NewsCovering Florida


Recreational marijuana and abortion protections WILL GO on November ballot in Florida

Posted at 4:15 PM, Apr 01, 2024
and last updated 2024-04-01 23:09:41-04

TALLAHASSEE, Fla. — The Florida Supreme Court has ruled both marijuana and abortion protections will go on the November ballot.

The ballot measure would permit abortions up to viability, which is approximately 24 weeks into pregnancy, with provisions for health and safety exceptions. For the amendments to pass, it has to have 60% voter approval.

During February's oral arguments, Justice John Couriel laid bare what was at stake: “The question before us is — is this hiding a ball in some meaningful way? Or, should the voters say, ‘Gee, that’s really sweeping, we should not approve this?’”

Such remarks have buoyed the confidence of proponents.

"The closer we get to April first, the more convinced I am that we're going to be on the ballot," said Anna Hochkammer, Executive Director for the Florida Women’s Freedom Coalition. "I don't have any butterflies in my stomach."

However, the initiative faces staunch opposition from anti-abortion advocates who criticize its sweeping nature, warning it could be dangerous.

"This amendment literally throws women into the back alleys of abortion," argued Mat Staver of Liberty Counsel, last month. "It deregulates abortion.

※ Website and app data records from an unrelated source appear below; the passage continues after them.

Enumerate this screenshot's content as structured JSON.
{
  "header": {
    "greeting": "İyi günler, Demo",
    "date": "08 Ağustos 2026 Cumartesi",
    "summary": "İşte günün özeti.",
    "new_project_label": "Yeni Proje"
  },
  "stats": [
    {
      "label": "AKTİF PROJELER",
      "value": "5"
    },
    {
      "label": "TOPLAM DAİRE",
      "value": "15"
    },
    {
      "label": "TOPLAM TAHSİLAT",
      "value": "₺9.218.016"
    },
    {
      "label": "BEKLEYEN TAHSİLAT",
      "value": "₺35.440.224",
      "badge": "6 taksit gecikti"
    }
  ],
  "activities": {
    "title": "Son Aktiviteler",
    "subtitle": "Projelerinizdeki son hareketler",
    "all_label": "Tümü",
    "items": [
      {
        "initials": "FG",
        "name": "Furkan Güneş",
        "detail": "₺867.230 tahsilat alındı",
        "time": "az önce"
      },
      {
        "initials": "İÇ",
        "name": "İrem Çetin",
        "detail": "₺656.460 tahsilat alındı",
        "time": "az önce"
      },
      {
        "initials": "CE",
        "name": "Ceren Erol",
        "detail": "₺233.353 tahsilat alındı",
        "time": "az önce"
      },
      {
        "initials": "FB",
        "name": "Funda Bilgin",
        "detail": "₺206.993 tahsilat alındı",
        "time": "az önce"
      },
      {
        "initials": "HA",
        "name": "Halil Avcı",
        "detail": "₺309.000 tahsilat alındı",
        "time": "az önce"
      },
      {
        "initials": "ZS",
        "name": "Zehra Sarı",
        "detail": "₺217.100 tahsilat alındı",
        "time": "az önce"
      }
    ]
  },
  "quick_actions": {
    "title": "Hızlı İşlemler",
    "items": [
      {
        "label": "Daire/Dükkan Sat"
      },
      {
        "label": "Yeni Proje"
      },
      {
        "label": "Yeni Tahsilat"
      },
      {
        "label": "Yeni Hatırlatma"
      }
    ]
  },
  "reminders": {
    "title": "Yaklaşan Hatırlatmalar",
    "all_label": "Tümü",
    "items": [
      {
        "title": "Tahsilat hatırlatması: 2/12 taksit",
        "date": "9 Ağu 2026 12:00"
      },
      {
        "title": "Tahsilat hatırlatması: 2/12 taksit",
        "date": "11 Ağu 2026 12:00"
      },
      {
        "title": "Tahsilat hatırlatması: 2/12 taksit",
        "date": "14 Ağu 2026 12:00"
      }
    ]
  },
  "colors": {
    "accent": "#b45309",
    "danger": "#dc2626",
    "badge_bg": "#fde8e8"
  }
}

No law will stand if this amendment is passed— other than, possibly, parental notification."

Justices also scrutinized the ballot language for Amendment Three, which would legalize recreational marijuana in Florida.

If voters ratify, Amendment Three grants adults aged 21 and older "the right to possess, purchase, or use marijuana products for non-medical personal consumption, including smoking or ingesting."

Similar to the abortion amendment, the justices appeared inclined towards approval during last year's November hearing.